- 1 cup lemonade
- 1 cup cream
Place all ingredients into bowl and mix to a light dough.
Place on floured bench and roll out to desired thickness. Cut and place into very hot Camp Oven 230º and cook 13 – 15 minutes.
Creamy Garlic Prawns
- 750g raw peeled and tailed prawns (thawed not frozen)
- 1 clove garlic (or crushed garlic paste)
- 1 cup chicken stock
- 2 tablespoons white wine
- 115 g butter or marg
- 1 tablespoon flour
- 1/2 cup cream
- 1/2 teaspoon dry mustard
- 1 tablespoon chopped parsley
Heat butter and garlic in the camp oven
Add flour and stir until combined. Remove from heat
Gradually add chicken stock, cream and wine and stir until combined
Return to heat and stir until sauce thickens and boils
Add mustard and season with salt and pepper to taste
Bring sauce to the boil and add prawns
Cook for 5 min or until prawns are cooked
Add chopped parsley (fresh is best) and stir until combined
Serve on a bed of hot steamed rice.
Mini Meat Loaf
- 500g mince
- 1 egg
- 1 small onion
- 2 tablespoons bread crumbs
- 1 tablespoon chilli sauce
- 10 stuffed olives,sliced
- ¼ cup red wine
- Salt and pepper
Combine all ingredients in a bowl.
Mix thoroughly with clean hands
Spoon mixture into two greased enamel mugs
Bake in camp oven for about 25 to 30 minutes
When done, separate around edges with knife and remove onto plate
Serve with salad or vegetables
Amazing Omelette In A Bag
In a ziplock sandwich bag, put enough of your favourite omelette fillings for 1 serving: onion, bacon bits, chopped ham, cheese, salsa, etc.

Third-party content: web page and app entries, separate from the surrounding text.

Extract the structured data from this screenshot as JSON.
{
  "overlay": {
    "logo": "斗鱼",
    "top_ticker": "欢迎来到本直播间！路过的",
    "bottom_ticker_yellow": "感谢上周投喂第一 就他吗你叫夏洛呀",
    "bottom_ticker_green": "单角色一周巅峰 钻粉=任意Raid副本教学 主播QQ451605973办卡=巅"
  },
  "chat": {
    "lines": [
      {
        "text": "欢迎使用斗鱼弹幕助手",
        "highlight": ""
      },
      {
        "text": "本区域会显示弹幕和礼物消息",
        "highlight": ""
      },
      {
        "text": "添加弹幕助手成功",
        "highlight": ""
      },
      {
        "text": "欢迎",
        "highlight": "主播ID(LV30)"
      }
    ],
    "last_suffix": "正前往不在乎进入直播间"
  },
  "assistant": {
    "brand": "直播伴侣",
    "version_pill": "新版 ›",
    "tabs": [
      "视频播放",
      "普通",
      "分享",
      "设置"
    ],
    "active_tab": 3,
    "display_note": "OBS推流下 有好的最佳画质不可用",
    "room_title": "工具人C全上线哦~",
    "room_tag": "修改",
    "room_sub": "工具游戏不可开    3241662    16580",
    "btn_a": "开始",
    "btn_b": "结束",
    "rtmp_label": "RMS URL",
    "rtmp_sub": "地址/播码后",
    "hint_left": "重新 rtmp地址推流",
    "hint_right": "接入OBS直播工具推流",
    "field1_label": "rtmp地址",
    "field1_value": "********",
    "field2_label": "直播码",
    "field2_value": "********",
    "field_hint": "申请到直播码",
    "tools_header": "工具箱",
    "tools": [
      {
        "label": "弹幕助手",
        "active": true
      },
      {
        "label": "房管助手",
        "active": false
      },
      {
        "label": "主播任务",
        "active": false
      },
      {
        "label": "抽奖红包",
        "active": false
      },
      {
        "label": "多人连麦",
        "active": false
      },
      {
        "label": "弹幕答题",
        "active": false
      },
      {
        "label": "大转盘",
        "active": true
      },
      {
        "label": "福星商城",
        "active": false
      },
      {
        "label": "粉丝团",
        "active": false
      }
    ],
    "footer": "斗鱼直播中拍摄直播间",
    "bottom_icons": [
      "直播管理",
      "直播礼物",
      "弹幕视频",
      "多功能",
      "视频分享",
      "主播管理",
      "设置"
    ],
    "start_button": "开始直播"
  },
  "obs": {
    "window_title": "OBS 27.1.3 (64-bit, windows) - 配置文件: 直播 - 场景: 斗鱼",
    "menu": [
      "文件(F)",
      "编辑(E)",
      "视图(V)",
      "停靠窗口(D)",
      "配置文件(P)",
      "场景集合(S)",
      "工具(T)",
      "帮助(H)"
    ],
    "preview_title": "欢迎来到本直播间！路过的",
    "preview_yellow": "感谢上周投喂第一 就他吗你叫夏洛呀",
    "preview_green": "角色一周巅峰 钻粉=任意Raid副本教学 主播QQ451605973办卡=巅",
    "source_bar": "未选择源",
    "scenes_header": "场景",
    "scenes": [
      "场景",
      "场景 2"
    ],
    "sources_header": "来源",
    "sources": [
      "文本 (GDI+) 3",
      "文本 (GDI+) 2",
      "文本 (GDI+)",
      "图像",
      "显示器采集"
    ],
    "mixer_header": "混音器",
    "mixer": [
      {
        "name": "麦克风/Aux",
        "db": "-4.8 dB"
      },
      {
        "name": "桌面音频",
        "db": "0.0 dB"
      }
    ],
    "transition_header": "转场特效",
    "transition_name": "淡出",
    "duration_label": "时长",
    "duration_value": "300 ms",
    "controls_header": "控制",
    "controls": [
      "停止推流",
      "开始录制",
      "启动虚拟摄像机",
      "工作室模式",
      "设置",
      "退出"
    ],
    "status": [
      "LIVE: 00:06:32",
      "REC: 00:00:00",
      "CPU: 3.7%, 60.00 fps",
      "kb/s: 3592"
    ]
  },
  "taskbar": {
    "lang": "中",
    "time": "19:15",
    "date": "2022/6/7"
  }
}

Add 2 raw eggs. Zip the bag and shake to mix thoroughly.
Drop bag in boiling water in your Camp Oven and cook for about 13 minutes. Open the bag and out slides your omelette. Can be eaten directly from the bag so there is no washing up!
Camp Oven Pizza
- 1 Cup Plain Flour
- 1 Cup S/R Flour
- Sachet of yeast with small amount of water
Pad out into bottom of oven after coating bottom with butter or margarine.
Tomato paste, onion, capsicum, meats, cheese etc.
Lid on. Some coals on top, few underneath and cook for 20-30 mins
Mix all together in a bowl – cup sliced or diced bacon, 3 eggs, cup milk, cup cheese, 1 sliced or diced onion, cup pastry mix (add anything else you have capsicum, frozen veg, peas, beans etc.)
Coat the bottom of the oven or quiche dish with butter or marjarine. Place mix into oven or dish. Cover with lid. Place coals on top and underneath oven. Cook for 30-40 mins
Potato And Pumpkin Soup
Preparation Time: 15 minutes
Cooking Time: 30 minutes
- 2 tbsps plus 2 tsps oil
- 1 small onion\cooked (diced)
- 1 tbsp red curry paste
- 2 large potatoes (cut into cubes)
- 500g pumpkin (peeled and cut into cubes)
- 4 cups vegetable stock
- 1 cup coconut cream
- salt and black pepper, to taste
- fresh mint leaves to garnish (optional)
Heat oil in the camp oven over a moderate heat. Add onion and curry paste; cook, stirring occasionally, for 3-5 minutes, or until onions have softened. Add potato, pumpkin and stock. Bring to a boil; reduce heat and simmer 20 minutes, or until vegetables are tender. Using a food processor, blender or a potato masher to purée soup. Return soup to camp oven, add coconut cream, and reheat. Remove from heat and season to taste. Garnish with chopped mint or a drizzle of cream if desired.